I mostly missed this whole Countrywide data theft scandal, but I’m catching up! As Rothman pointed out:
…Rebollo told special agents that he knew most computers in the office had a security feature that disabled the use of a thumb drive. However, he discovered that one computer didn’t have this feature.
There are two possibilities here, the latter of which I might think is the real reason.
1. The system simply got skipped/missed. Repeatedly. Over the course of two years. I’d have to call bullshit on this one unless their IT is inept or dangerously overworked.
2. Someone, somewhere complained about the inability to use thumbdrives to move data, most likely involving a client or VP/exec. So IT set up a special system that was exempt from the security measures but still allowed on the network, because business wanted that convenience.
I really like what Rothman said in his post:
And there you have it. The weakest link is always the one that gets nailed. Moreover, the policy isn’t worth the paper it’s written on, if it’s not enforced. Seriously. Countrywide gets an A for preventative controls. But they get an F for implementation. As my friend told me when I was trying to sell my house, “it only takes one.” I guess Countrywide gets that now too.
And that is why we will continue to need people to watch logs, alerts, and make sure every device is accounted for. Getting “most” of them is simply not a sustainable security approach.

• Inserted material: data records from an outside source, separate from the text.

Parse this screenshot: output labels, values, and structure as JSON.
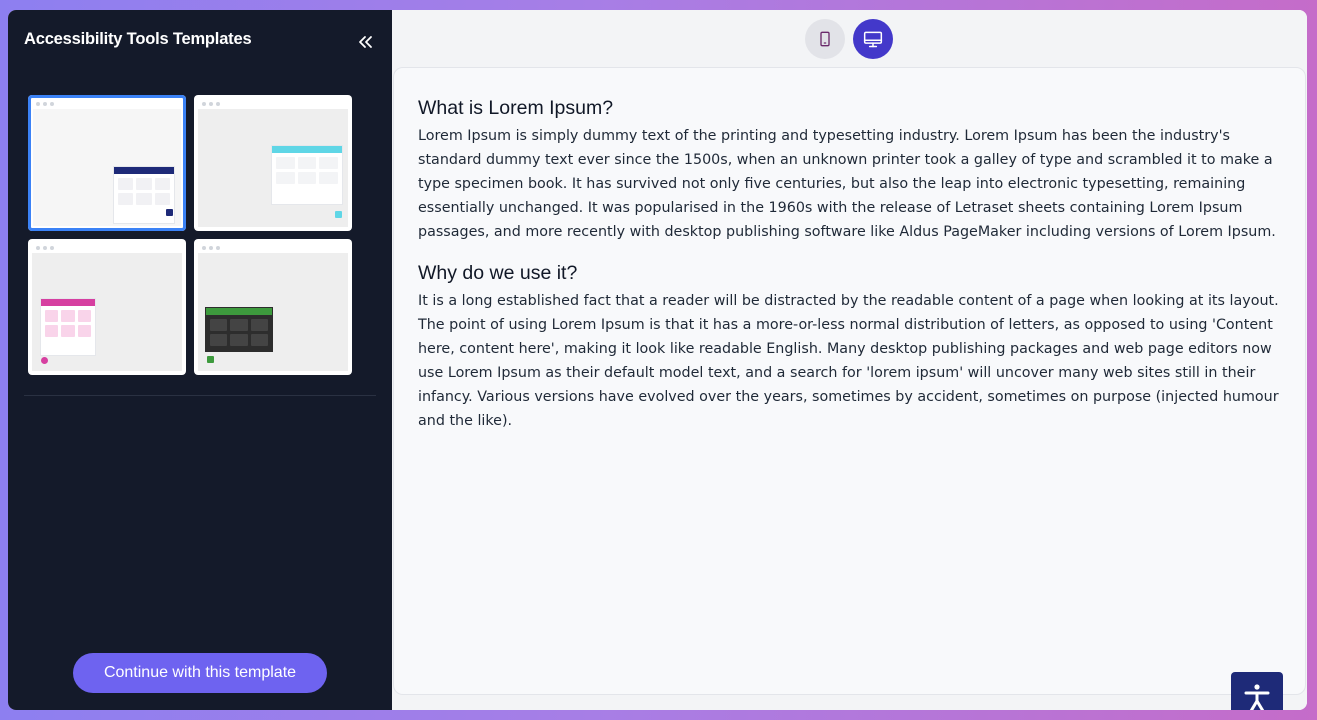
{
  "sidebar": {
    "title": "Accessibility Tools Templates",
    "collapse_icon": "chevrons-left-icon",
    "templates": [
      {
        "name": "dark-navy",
        "accent": "#1e2a78",
        "selected": true
      },
      {
        "name": "cyan",
        "accent": "#5fd6e6",
        "selected": false
      },
      {
        "name": "pink",
        "accent": "#d63fa0",
        "selected": false
      },
      {
        "name": "green-dark",
        "accent": "#3d9a3d",
        "selected": false
      }
    ],
    "continue_label": "Continue with this template"
  },
  "toolbar": {
    "mobile_icon": "smartphone-icon",
    "desktop_icon": "monitor-icon",
    "active_view": "desktop"
  },
  "preview": {
    "section1": {
      "heading": "What is Lorem Ipsum?",
      "body": "Lorem Ipsum is simply dummy text of the printing and typesetting industry. Lorem Ipsum has been the industry's standard dummy text ever since the 1500s, when an unknown printer took a galley of type and scrambled it to make a type specimen book. It has survived not only five centuries, but also the leap into electronic typesetting, remaining essentially unchanged. It was popularised in the 1960s with the release of Letraset sheets containing Lorem Ipsum passages, and more recently with desktop publishing software like Aldus PageMaker including versions of Lorem Ipsum."
    },
    "section2": {
      "heading": "Why do we use it?",
      "body": "It is a long established fact that a reader will be distracted by the readable content of a page when looking at its layout. The point of using Lorem Ipsum is that it has a more-or-less normal distribution of letters, as opposed to using 'Content here, content here', making it look like readable English. Many desktop publishing packages and web page editors now use Lorem Ipsum as their default model text, and a search for 'lorem ipsum' will uncover many web sites still in their infancy. Various versions have evolved over the years, sometimes by accident, sometimes on purpose (injected humour and the like)."
    },
    "fab_icon": "accessibility-icon",
    "fab_color": "#1e2a78"
  },
  "colors": {
    "sidebar_bg": "#141a2a",
    "primary_button": "#6e63f0",
    "active_toggle": "#4338ca",
    "selected_outline": "#3b82f6"
  }
}
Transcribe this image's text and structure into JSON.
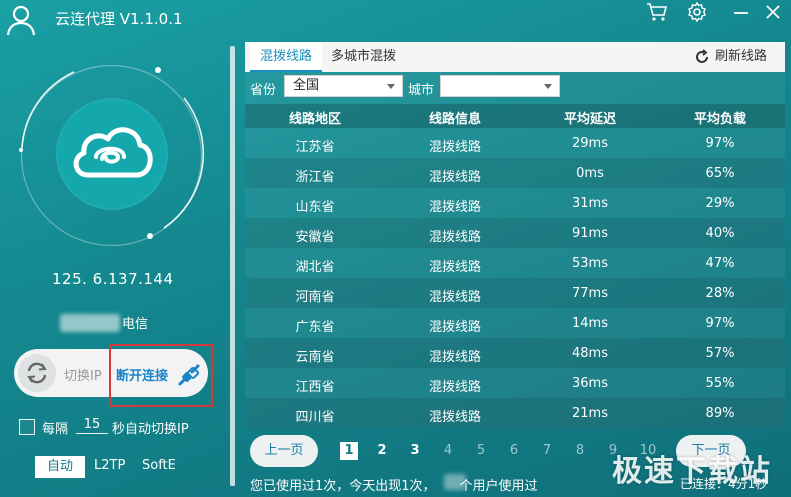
{
  "app": {
    "title": "云连代理 V1.1.0.1"
  },
  "connection": {
    "ip": "125.  6.137.144",
    "isp": "电信"
  },
  "controls": {
    "switch_ip_label": "切换IP",
    "disconnect_label": "断开连接",
    "auto_switch": {
      "checked": false,
      "prefix": "每隔",
      "interval": "15",
      "suffix": "秒自动切换IP"
    }
  },
  "modes": {
    "auto": "自动",
    "l2tp": "L2TP",
    "softe": "SoftE",
    "selected": "自动"
  },
  "tabs": {
    "active": "混拨线路",
    "other": "多城市混拨",
    "refresh": "刷新线路"
  },
  "filters": {
    "province_label": "省份",
    "province_value": "全国",
    "city_label": "城市",
    "city_value": ""
  },
  "table": {
    "headers": [
      "线路地区",
      "线路信息",
      "平均延迟",
      "平均负载"
    ],
    "rows": [
      [
        "江苏省",
        "混拨线路",
        "29ms",
        "97%"
      ],
      [
        "浙江省",
        "混拨线路",
        "0ms",
        "65%"
      ],
      [
        "山东省",
        "混拨线路",
        "31ms",
        "29%"
      ],
      [
        "安徽省",
        "混拨线路",
        "91ms",
        "40%"
      ],
      [
        "湖北省",
        "混拨线路",
        "53ms",
        "47%"
      ],
      [
        "河南省",
        "混拨线路",
        "77ms",
        "28%"
      ],
      [
        "广东省",
        "混拨线路",
        "14ms",
        "97%"
      ],
      [
        "云南省",
        "混拨线路",
        "48ms",
        "57%"
      ],
      [
        "江西省",
        "混拨线路",
        "36ms",
        "55%"
      ],
      [
        "四川省",
        "混拨线路",
        "21ms",
        "89%"
      ]
    ]
  },
  "pagination": {
    "prev": "上一页",
    "next": "下一页",
    "pages": [
      "1",
      "2",
      "3",
      "4",
      "5",
      "6",
      "7",
      "8",
      "9",
      "10"
    ],
    "current": "1"
  },
  "footer": {
    "usage_left": "您已使用过1次，今天出现1次，",
    "usage_right": "个用户使用过",
    "status": "已连接：4分1秒"
  },
  "watermark": "极速下载站",
  "colors": {
    "accent": "#1a8fb9",
    "highlight_box": "#d33b3b"
  }
}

Oh, and if you want to know the best ways to get around security controls in a business, interview the average employees. They find the ways, unbeknownst to non-monitoring IT/security teams.